Robotics Pioneer Brooks Called to Jury Duty—at Sundance Film Festival
I know for a fact that robotics guru and Xconomist Rod Brooks was looking forward to next Thursday’s Xconomy Battle of the Tech Bands 2, both because it’s across the street from his Central Square-based Heartland Robotics company—and because he’s spoken enthusiastically about rocking out with us several times.
So it was a blow when he e-mailed me that he can’t make it because he’s going to be out of town. I was readying my protest until I clicked on the link he sent me by way of explanation: Turns out Brooks is one of 24 privileged people called to sit on juries for the Sundance Film Festival, which opens today in Park City, Ogden, Salt Lake City, and Sundance, Utah. The event runs through Jan. 25, several days after the Battle.
Brooks will be sitting on the Alfred P. Sloan Foundation jury, one of six juries at the festival. Its job is to award the Alfred P. Sloan Prize to “the writer and director of an outstanding feature film focusing on science or technology as a theme, or depicting a scientist, engineer, or mathematician as a major character,” according to indieWIRE.
“I don’t really know how this came about,” Brooks wrote me, “but perhaps it has to do with this thing I did out in LA in November.” Then he sent another link (guess he likes links) to a story about a symposium he took part in, led by Family Guy’s Seth McFarlane, that discussed new technologies for science and entertainment. Brooks also has a film-industry connection through Bedford, MA-based iRobot, which he co-founded. He and fellow iRobot founders Helen Greiner and Colin Angle (who had a small part in last year’s film 21, about the MIT blackjack team) appeared in the 2004 documentary Sentient Machines: Robotic Behavior. Before that, Brooks landed a spot in the 1997 Errol Morris film, Fast, Cheap and Out of Control.)
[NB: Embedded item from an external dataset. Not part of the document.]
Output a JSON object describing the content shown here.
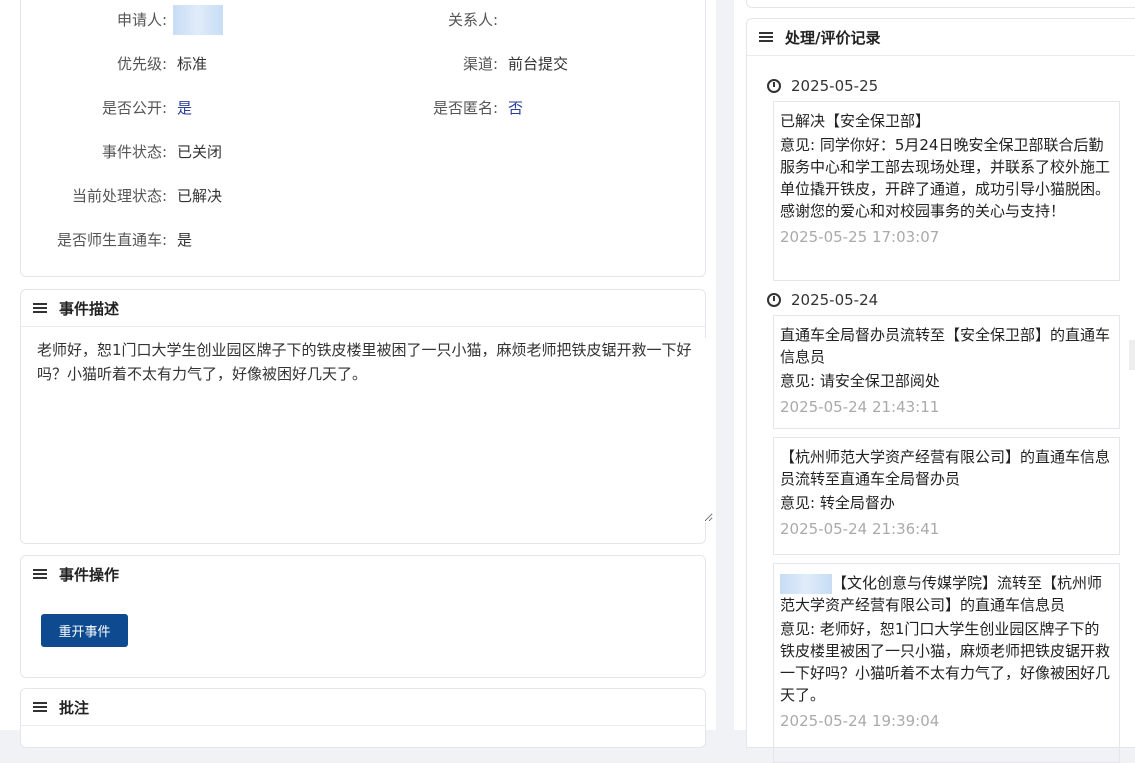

Whatever the reason for his jury selection, we wish him a great time. Ski on, Watch on, Rod.